For 30 years, the Congressional Management Foundation has published a handbook on how to run a congressional office. “Setting Course: A Congressional Management Guide” was first published in 1984, and provided advice to the 99th Congress on everything from budgeting, to staffing the office, to buying computers. The guidance is not the same as the formal instructions provided by the committees and institutional offices which assist in the management of Congress. Instead, “Setting Course” addresses the mechanics of being a member of Congress or senior staffer and leader of what amounts to a small business.
As the CMF prepared this year’s 30th anniversary edition, we thought it might be interesting (and a little fun) to re-read the first edition from 1984 with eyes toward what has stayed the same and what changed. While certain superficial items pop out to a reader (chiefs of staff were “administrative assistants” and staff assistants were “office secretaries”), it’s remarkable how little has changed during these three decades. This is not a critique that Congress has not improved its operations and use of technology — there is no doubt it has. Rather, it speaks to something inherent in human relations and effective management: leadership and communications lessons are timeless and are the fundamental building blocks to any successful professional endeavor.
In re-reading the CMF’s congressional management advice from 30 years ago, one does notice changes in two areas: technology and ethics. The 1984 edition advised that “automating your scheduling system . . . permits you to whip out your 3-by-5 index cards, printed by computer, each day, to figure out which meeting you’re in and where you’re supposed to go next.” And, “DO anticipate and take steps to address the emotional concerns which often arise among staff when automation is introduced. ‘Terminal-phobia’ and fear of replacement by machines are common concerns which should be confronted as you prepare your office for computerization.”
With respect to ethics, re-reading older editions of “Setting Course” makes clear the unofficial benefits to congressional staff are long gone.
“Trips to Washington are appreciated ‘perks’ for the district staff in many cases. And every office has its ‘freebies’ — the Kennedy Center tickets, the Redskins tickets, etc.” Yes, Virginia, there was a Santa Claus for staffers in the 1980s — “Mr. Lobbyist.” Nowadays, those freebies also come with a federal indictment for violating ethics laws.
But gratifyingly, the key advice from three decades ago still works today. “DON’T hire the whole campaign staff and transport them to Washington.

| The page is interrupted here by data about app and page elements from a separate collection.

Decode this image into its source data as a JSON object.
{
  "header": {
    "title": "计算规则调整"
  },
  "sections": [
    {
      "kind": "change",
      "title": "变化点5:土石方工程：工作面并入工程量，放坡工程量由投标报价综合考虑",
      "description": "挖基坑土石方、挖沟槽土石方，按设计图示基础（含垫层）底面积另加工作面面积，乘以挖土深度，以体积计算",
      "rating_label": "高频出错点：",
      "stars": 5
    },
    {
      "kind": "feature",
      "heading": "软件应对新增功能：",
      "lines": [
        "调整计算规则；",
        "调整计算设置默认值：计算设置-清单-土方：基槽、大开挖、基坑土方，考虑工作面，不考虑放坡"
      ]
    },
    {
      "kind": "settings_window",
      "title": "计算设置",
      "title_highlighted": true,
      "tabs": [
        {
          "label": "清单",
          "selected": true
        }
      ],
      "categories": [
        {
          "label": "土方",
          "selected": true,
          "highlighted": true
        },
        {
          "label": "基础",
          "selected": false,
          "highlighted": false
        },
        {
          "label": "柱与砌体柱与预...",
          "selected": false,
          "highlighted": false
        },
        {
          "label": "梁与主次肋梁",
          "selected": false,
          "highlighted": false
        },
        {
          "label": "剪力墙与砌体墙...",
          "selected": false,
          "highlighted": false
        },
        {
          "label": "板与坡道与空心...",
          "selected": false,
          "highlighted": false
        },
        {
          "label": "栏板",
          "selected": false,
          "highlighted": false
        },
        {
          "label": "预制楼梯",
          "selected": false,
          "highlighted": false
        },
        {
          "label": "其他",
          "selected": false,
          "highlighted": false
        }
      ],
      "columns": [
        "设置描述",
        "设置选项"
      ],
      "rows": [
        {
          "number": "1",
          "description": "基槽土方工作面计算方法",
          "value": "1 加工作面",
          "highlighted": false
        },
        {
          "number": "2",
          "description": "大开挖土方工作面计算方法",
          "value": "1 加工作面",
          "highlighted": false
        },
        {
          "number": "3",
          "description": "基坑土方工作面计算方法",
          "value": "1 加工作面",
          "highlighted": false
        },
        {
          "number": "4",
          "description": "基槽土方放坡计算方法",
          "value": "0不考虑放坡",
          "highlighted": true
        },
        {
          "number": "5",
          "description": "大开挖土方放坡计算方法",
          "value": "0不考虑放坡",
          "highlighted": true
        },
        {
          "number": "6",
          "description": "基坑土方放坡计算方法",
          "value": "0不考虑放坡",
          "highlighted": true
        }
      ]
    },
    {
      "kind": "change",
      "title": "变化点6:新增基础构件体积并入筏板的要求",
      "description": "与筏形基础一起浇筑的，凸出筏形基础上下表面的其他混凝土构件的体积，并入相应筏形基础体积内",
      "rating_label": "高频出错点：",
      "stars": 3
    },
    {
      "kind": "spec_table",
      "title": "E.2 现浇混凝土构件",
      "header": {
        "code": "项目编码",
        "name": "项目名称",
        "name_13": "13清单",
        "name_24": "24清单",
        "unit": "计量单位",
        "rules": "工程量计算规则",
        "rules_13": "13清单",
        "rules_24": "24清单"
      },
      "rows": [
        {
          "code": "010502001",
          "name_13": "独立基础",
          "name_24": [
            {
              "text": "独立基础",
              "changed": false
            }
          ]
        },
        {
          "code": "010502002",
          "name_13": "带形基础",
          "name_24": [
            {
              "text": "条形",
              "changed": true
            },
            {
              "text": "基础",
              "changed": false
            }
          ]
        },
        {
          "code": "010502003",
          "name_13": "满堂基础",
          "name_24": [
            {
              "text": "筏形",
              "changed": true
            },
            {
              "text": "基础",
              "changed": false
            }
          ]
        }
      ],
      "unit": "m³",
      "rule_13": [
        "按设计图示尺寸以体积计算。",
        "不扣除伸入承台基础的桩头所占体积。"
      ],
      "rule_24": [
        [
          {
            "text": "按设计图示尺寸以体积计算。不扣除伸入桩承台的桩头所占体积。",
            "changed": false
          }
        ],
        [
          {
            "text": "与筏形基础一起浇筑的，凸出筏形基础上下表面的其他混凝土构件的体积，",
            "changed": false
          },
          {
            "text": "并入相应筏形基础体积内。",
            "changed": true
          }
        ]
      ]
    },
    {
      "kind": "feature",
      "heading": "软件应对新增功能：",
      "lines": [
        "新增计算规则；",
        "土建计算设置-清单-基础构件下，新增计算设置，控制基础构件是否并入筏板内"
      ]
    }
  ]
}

Their skills are not necessarily transferable to the Hill offices and this usually results in massive turnover after the first 90 days.”
The CMF learned of one member in the class of 2012 who broke this rule. He won’t be coming back for the 114th Congress.
We didn’t know whether to laugh or cry at this comment from the 1984 edition: “[House] personal office resources are finite — a maximum of 18 full-time and four part-time staff.” Despite significant population growth in congressional districts and increased demands on offices, staff sizes have remained stagnant and budgets have been cut in recent years.
And this pearl of wisdom from a freshman member of the 99th Congress still applies: “When I first came here, Carroll Campbell (R-S.C.) told me, ‘The first thing you’ve got to learn is that you’re not nearly as bad as the newspapers report, and not near as good as your staff might say, to your face, at least.’”
Also, the tendency of members to overload their staff was as ubiquitous 30 years ago as it is today. “Congressional staffers often complain about the member who returns from the gym where he has picked up on an idea from another member,” says the 1984 text. “He grabs the first aide he sees and says, ‘Hey you! Let’s do such and such,’ regardless of that staffer’s functions or the office’s priorities.” The more things change …
But the most evergreen advice from the 1984 edition of “Setting Course” was this: “As we interviewed members and staff, the most effective and clear-headed individuals were those who had a firm grasp on the notion that no member or office can do everything.”
Bradford Fitch is the president and CEO of the Congressional Management Foundation, and a former congressional staffer.